The most extensive U.S. study on teens and their use of digital media finds that America’s youth are developing important social and technical skills online – often in ways adults do not understand or value.
“It might surprise parents to learn that it is not a waste of time for their teens to hang out online,” said Mizuko Ito, University of California, Irvine researcher and the report’s lead author. “There are myths about kids spending time online – that it is dangerous or making them lazy. But we found that spending time online is essential for young people to pick up the social and technical skills they need to be competent citizens in the digital age.”
The study was supported by the MacArthur Foundation’s $50-million digital media and learning initiative, which is exploring how digital media are changing how young people learn, play, socialize, and participate in civic life.

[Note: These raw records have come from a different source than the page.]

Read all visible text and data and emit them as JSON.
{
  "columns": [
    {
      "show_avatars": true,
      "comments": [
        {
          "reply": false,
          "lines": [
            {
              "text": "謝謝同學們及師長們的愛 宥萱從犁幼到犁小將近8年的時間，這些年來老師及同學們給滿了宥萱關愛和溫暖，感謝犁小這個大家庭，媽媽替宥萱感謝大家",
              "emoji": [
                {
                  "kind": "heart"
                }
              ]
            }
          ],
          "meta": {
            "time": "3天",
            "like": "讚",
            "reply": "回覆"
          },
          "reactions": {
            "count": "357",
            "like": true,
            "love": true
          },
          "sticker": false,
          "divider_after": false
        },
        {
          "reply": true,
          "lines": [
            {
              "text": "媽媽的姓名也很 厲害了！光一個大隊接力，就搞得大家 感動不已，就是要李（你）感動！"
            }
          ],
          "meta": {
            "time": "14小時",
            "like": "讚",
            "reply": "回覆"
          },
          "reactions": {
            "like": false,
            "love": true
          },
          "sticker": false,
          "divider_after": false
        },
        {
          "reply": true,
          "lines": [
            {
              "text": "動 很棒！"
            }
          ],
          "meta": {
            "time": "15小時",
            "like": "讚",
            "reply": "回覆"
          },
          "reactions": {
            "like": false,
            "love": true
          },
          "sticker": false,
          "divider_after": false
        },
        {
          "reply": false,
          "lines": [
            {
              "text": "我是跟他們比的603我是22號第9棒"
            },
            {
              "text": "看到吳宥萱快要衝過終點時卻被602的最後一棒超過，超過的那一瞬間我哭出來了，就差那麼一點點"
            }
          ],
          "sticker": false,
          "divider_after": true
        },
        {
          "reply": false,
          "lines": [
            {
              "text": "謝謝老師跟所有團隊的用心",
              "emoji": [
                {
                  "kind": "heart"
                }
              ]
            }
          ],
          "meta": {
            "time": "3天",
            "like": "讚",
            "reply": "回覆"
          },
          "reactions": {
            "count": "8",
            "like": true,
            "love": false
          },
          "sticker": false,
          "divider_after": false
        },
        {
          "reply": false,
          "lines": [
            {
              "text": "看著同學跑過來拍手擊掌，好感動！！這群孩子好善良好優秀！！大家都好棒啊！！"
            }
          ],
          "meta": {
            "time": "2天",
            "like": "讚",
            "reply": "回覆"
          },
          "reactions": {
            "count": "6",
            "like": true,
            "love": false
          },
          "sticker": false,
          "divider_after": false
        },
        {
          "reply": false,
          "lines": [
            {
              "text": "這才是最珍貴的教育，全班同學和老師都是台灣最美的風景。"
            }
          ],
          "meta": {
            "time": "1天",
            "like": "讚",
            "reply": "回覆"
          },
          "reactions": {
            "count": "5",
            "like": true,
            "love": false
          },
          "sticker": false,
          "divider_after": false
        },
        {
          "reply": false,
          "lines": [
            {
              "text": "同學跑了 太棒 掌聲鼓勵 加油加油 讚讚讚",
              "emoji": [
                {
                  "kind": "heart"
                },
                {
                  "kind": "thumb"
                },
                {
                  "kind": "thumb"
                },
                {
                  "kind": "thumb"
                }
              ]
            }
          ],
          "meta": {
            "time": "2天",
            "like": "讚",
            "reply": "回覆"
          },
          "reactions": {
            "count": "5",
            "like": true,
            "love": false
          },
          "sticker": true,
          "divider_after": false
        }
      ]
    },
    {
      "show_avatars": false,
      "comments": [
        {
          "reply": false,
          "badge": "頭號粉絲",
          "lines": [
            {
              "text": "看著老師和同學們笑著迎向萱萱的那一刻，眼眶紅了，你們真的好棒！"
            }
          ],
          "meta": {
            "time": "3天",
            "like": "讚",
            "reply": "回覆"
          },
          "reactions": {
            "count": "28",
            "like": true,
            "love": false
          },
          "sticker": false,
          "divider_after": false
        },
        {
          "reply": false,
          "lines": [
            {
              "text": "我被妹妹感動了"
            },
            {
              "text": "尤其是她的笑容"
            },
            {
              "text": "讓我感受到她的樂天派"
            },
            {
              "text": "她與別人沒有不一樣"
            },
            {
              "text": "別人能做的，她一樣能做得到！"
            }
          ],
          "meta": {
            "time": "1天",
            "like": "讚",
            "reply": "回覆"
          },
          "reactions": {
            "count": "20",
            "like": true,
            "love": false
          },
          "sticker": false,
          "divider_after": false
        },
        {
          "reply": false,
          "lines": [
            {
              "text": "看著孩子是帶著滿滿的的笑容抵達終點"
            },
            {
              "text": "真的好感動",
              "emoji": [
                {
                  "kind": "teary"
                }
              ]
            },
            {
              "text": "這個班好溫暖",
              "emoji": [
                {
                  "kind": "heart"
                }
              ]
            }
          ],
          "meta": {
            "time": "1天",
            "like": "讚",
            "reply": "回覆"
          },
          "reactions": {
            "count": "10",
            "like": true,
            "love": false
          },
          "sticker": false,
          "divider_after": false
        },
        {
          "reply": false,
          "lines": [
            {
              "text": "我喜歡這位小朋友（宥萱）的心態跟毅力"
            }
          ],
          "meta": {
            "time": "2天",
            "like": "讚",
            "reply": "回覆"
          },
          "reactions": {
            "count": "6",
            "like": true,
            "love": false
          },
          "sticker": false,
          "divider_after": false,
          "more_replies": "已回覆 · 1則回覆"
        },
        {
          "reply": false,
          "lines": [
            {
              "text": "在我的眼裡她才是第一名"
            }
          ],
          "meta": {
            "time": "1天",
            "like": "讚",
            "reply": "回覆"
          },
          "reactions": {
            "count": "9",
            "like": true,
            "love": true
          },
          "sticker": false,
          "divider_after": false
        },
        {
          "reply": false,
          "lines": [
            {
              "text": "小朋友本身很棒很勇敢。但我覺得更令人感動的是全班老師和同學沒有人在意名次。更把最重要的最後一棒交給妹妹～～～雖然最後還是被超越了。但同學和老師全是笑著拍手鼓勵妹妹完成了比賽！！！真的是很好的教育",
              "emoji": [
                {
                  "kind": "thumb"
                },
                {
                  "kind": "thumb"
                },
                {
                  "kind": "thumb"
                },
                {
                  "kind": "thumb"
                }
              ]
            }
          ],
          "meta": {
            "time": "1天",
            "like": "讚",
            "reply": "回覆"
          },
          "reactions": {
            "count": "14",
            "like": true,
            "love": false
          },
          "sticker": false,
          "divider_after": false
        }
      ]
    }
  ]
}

Over three years, Ito’s team of 28 researchers interviewed over 800 young people and their parents, both one-on-one and in focus groups; spent more than 5,000 hours observing teens on sites such as MySpace, Facebook, YouTube, and other networked communities; and conducted diary studies to document how, and to what end, young people engage with digital media.
The researchers identified two distinct categories of teen engagement with digital media: friendship-driven and interest-driven. While friendship-driven participation centered on “hanging out” with existing friends, interest-driven participation involved accessing online information and communities that may not be present in the teen’s local peer group.
I have a copy of the report, but pdf is available from here.